In point of fact, newly disclosed emails show Democratic fundraiser and Solyndra investor George Kaiser talked directly with White House officials about the now-bankrupt solar company's $535 million loan guarantee from the Department of Energy.
Kaiser, a major Obama bundler and backer who raised $50,000 to $100,000 for the president's election campaign, was one of Solyndra's primary investors. Kaiser himself donated $53,500 to Obama's 2008 election campaign, split between the DSCC and Obama for America.
In a March 5 email, Kaiser wrote to Solyndra board member Steve Mitchell: "BTW, a couple of weeks ago, when Ken and I were visiting with a group of Administration folks in DC who are in charge of the stimulus process (White House, not DOE) and Solyndra came up, every one of them responded simultaneously about their thorough knowledge of the Solyndra story, suggesting it was one of their prime poster children."

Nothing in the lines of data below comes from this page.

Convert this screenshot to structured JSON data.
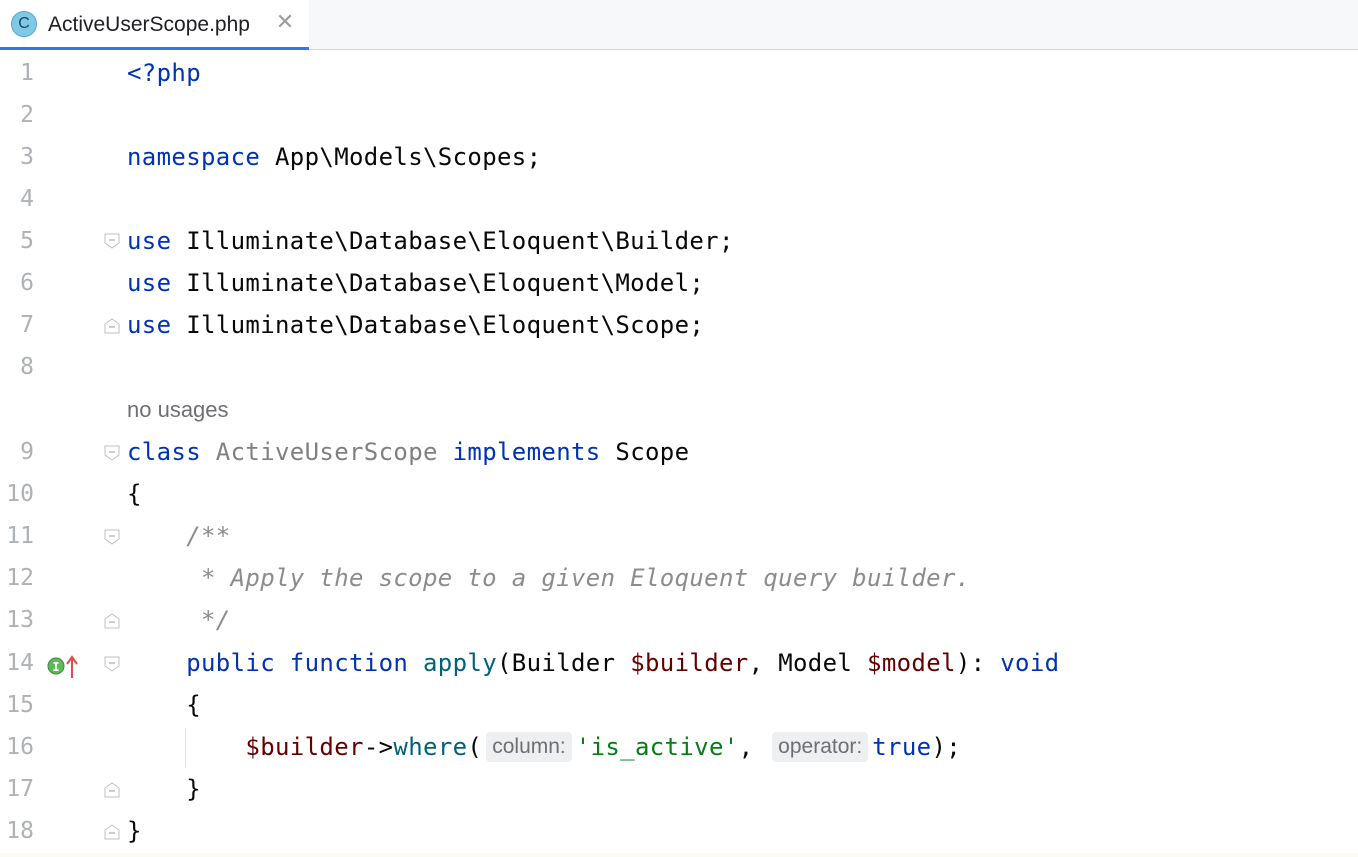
{
  "tab": {
    "icon_letter": "C",
    "file_name": "ActiveUserScope.php",
    "close_glyph": "✕",
    "accent_color": "#3574f0"
  },
  "gutter": {
    "line_numbers": [
      "1",
      "2",
      "3",
      "4",
      "5",
      "6",
      "7",
      "8",
      "9",
      "10",
      "11",
      "12",
      "13",
      "14",
      "15",
      "16",
      "17",
      "18"
    ],
    "marker_icons": [
      "implementing-method-icon",
      "navigate-up-arrow-icon"
    ],
    "marker_letter": "I"
  },
  "code": {
    "line1": "<?php",
    "line3_kw": "namespace",
    "line3_rest": " App\\Models\\Scopes;",
    "use_kw": "use",
    "line5_rest": " Illuminate\\Database\\Eloquent\\Builder;",
    "line6_rest": " Illuminate\\Database\\Eloquent\\Model;",
    "line7_rest": " Illuminate\\Database\\Eloquent\\Scope;",
    "usages_hint": "no usages",
    "line9_class": "class",
    "line9_name": " ActiveUserScope ",
    "line9_implements": "implements",
    "line9_scope": " Scope",
    "line10": "{",
    "line11": "    /**",
    "line12": "     * Apply the scope to a given Eloquent query builder.",
    "line13": "     */",
    "line14_indent": "    ",
    "line14_public": "public",
    "line14_function": " function ",
    "line14_name": "apply",
    "line14_open": "(Builder ",
    "line14_builder": "$builder",
    "line14_mid": ", Model ",
    "line14_model": "$model",
    "line14_close": "): ",
    "line14_void": "void",
    "line15": "    {",
    "line16_indent": "        ",
    "line16_var": "$builder",
    "line16_arrow": "->",
    "line16_method": "where",
    "line16_paren": "(",
    "line16_hint1": "column:",
    "line16_str": "'is_active'",
    "line16_comma": ", ",
    "line16_hint2": "operator:",
    "line16_true": "true",
    "line16_end": ");",
    "line17": "    }",
    "line18": "}"
  },
  "colors": {
    "keyword": "#0033b3",
    "string": "#067d17",
    "variable": "#660000",
    "method": "#00627a",
    "comment": "#8c8c8c"
  }
}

"Ken" is Ken Levit, executive director of the Kaiser Family Foundation, who wrote the following in an email to Mitchell on Feb. 27, 2010: "They about had an orgasm in Biden's office when we mentioned Solyndra."
If Chu was keeping the taxpayer in mind, why was the loan restructured so Solyndra's private investors were moved to the front of the line and taxpayers were put on the hook for at least the first $75 million if the company should default? This arrangement, subordinating taxpayers to private investors, is an "apparent violation of the law," according to Rep. Fred Upton, R-Mich., chairman of the House Energy and Commerce Committee.

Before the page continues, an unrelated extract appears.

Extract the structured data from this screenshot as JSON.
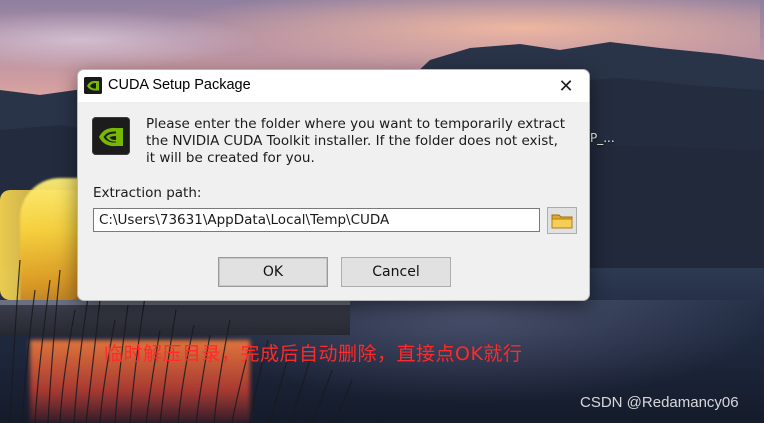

Chu told the committee that restructuring "improved the chance of recovering taxpayer money by giving the company a fighting chance at success, with a completed plant as collateral." The decision also meant continued employment for the company's approximately 1,100 workers, he said.

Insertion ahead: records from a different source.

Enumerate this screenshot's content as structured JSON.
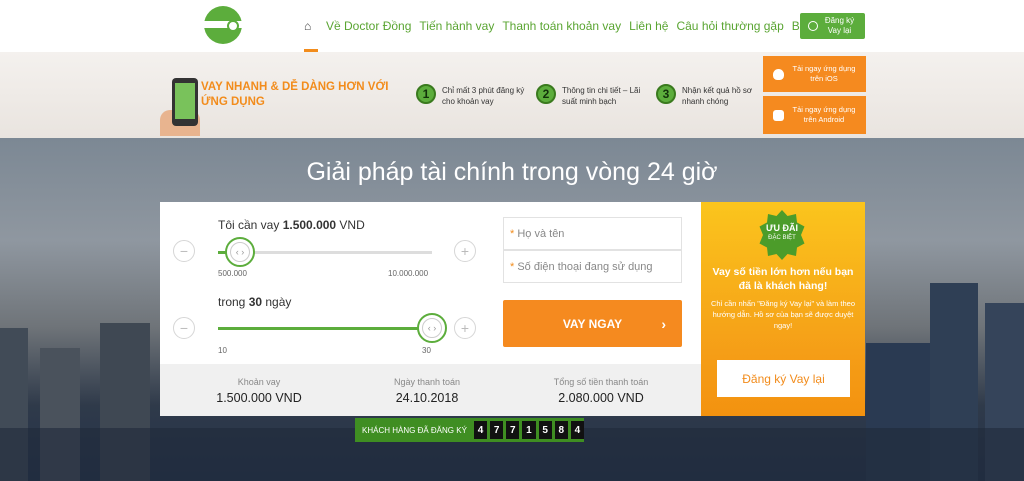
{
  "header": {
    "nav": [
      "Về Doctor Đồng",
      "Tiến hành vay",
      "Thanh toán khoản vay",
      "Liên hệ",
      "Câu hỏi thường gặp",
      "Blog"
    ],
    "register_button": "Đăng ký Vay lại"
  },
  "banner": {
    "title": "VAY NHANH & DỄ DÀNG HƠN VỚI ỨNG DỤNG",
    "steps": [
      {
        "num": "1",
        "text": "Chỉ mất 3 phút đăng ký cho khoản vay"
      },
      {
        "num": "2",
        "text": "Thông tin chi tiết – Lãi suất minh bạch"
      },
      {
        "num": "3",
        "text": "Nhận kết quả hồ sơ nhanh chóng"
      }
    ],
    "ios_button": "Tải ngay ứng dụng trên iOS",
    "android_button": "Tải ngay ứng dụng trên Android"
  },
  "hero": {
    "title": "Giải pháp tài chính trong vòng 24 giờ"
  },
  "loan_form": {
    "amount_prefix": "Tôi cần vay ",
    "amount_value": "1.500.000",
    "amount_suffix": " VND",
    "amount_min": "500.000",
    "amount_max": "10.000.000",
    "amount_fraction": 0.105,
    "term_prefix": "trong ",
    "term_value": "30",
    "term_suffix": " ngày",
    "term_min": "10",
    "term_max": "30",
    "term_fraction": 1.0,
    "name_placeholder": "Họ và tên",
    "phone_placeholder": "Số điện thoại đang sử dụng",
    "required_mark": "*",
    "submit": "VAY NGAY"
  },
  "summary": [
    {
      "label": "Khoản vay",
      "value": "1.500.000 VND"
    },
    {
      "label": "Ngày thanh toán",
      "value": "24.10.2018"
    },
    {
      "label": "Tổng số tiền thanh toán",
      "value": "2.080.000 VND"
    }
  ],
  "promo": {
    "badge_line1": "ƯU ĐÃI",
    "badge_line2": "ĐẶC BIỆT",
    "title": "Vay số tiền lớn hơn nếu bạn đã là khách hàng!",
    "description": "Chỉ cần nhấn \"Đăng ký Vay lại\" và làm theo hướng dẫn. Hồ sơ của bạn sẽ được duyệt ngay!",
    "button": "Đăng ký Vay lại"
  },
  "counter": {
    "label": "KHÁCH HÀNG ĐÃ ĐĂNG KÝ",
    "digits": [
      "4",
      "7",
      "7",
      "1",
      "5",
      "8",
      "4"
    ]
  },
  "colors": {
    "brand_green": "#5cad3c",
    "accent_orange": "#f58a1f"
  }
}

Yet when asked how much money taxpayers might get back, Chu said: "Well, that remains to be seen. I'm anticipating not very much." The 1,100 Solyndra workers Chu said he was trying to keep have lost their jobs anyway.
According to Chu, the "Solyndra transaction went through more than two years of rigorous technical, financial and legal due diligence," a statement that ignores the warnings from accounting firm PricewaterhouseCoopers that Solyndra and its business model were not viable.
Due diligence? Emails showed White House officials repeatedly asking the Office of Management and Budget on the loan review's progress. One email from a budget official referred to "the time pressure we are under to sign off on Solyndra" and referred to "a situation of having to do rushed approvals." They were under pressure to approve the loan so Vice President Biden could make the grand photo-op announcement.
"This deal is NOT ready for prime time," one budget analyst wrote in a March 10, 2009, email. Another message — dated Aug. 31, 2009, written by an OMB staffer and sent to Terrell P. McSweeney, Biden's domestic policy adviser — concluded, "We would prefer to have sufficient time to do our due diligence reviews." In fact, they were not done prior to President Obama's visit to the beleaguered firm.
There was no due diligence done in the awarding of taxpayer dollars to a firm everybody knew had an unsustainable business model in an industry largely kept afloat by taxpayer subsidies. Political considerations and donor cash had everything to do with the loan.